Directions :: Could you restate the data word for word and drop the pictures?

Data shown ::
....................

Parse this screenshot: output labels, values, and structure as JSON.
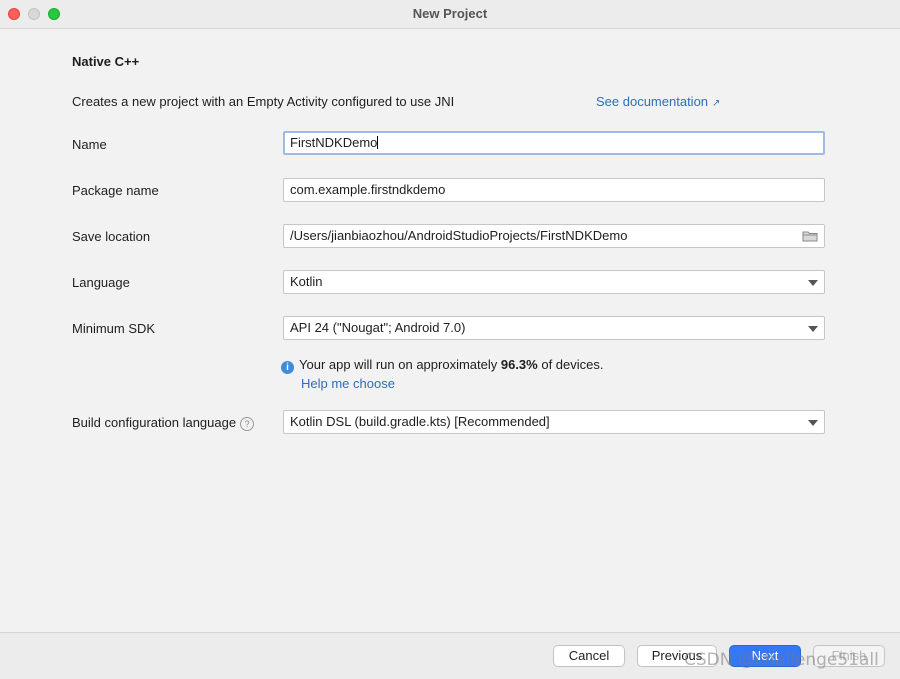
{
  "window": {
    "title": "New Project"
  },
  "page": {
    "heading": "Native C++",
    "description": "Creates a new project with an Empty Activity configured to use JNI",
    "doc_link": "See documentation",
    "doc_link_arrow": "↗"
  },
  "form": {
    "name_label": "Name",
    "name_value": "FirstNDKDemo",
    "package_label": "Package name",
    "package_value": "com.example.firstndkdemo",
    "save_label": "Save location",
    "save_value": "/Users/jianbiaozhou/AndroidStudioProjects/FirstNDKDemo",
    "language_label": "Language",
    "language_value": "Kotlin",
    "sdk_label": "Minimum SDK",
    "sdk_value": "API 24 (\"Nougat\"; Android 7.0)",
    "info_icon": "i",
    "info_prefix": "Your app will run on approximately ",
    "info_percent": "96.3%",
    "info_suffix": " of devices.",
    "help_link": "Help me choose",
    "build_label": "Build configuration language",
    "build_help_icon": "?",
    "build_value": "Kotlin DSL (build.gradle.kts) [Recommended]"
  },
  "footer": {
    "cancel": "Cancel",
    "previous": "Previous",
    "next": "Next",
    "finish": "Finish",
    "watermark": "CSDN @challenge51all"
  },
  "colors": {
    "accent": "#3478f6",
    "link": "#2f6dbd",
    "focus_border": "#9dbbe6"
  }
}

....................

Task output ::
Parse this screenshot: output labels, values, and structure as JSON.
{
  "window": {
    "title": "New Project"
  },
  "page": {
    "heading": "Native C++",
    "description": "Creates a new project with an Empty Activity configured to use JNI",
    "doc_link": "See documentation",
    "doc_link_arrow": "↗"
  },
  "form": {
    "name_label": "Name",
    "name_value": "FirstNDKDemo",
    "package_label": "Package name",
    "package_value": "com.example.firstndkdemo",
    "save_label": "Save location",
    "save_value": "/Users/jianbiaozhou/AndroidStudioProjects/FirstNDKDemo",
    "language_label": "Language",
    "language_value": "Kotlin",
    "sdk_label": "Minimum SDK",
    "sdk_value": "API 24 (\"Nougat\"; Android 7.0)",
    "info_icon": "i",
    "info_prefix": "Your app will run on approximately ",
    "info_percent": "96.3%",
    "info_suffix": " of devices.",
    "help_link": "Help me choose",
    "build_label": "Build configuration language",
    "build_help_icon": "?",
    "build_value": "Kotlin DSL (build.gradle.kts) [Recommended]"
  },
  "footer": {
    "cancel": "Cancel",
    "previous": "Previous",
    "next": "Next",
    "finish": "Finish",
    "watermark": "CSDN @challenge51all"
  },
  "colors": {
    "accent": "#3478f6",
    "link": "#2f6dbd",
    "focus_border": "#9dbbe6"
  }
}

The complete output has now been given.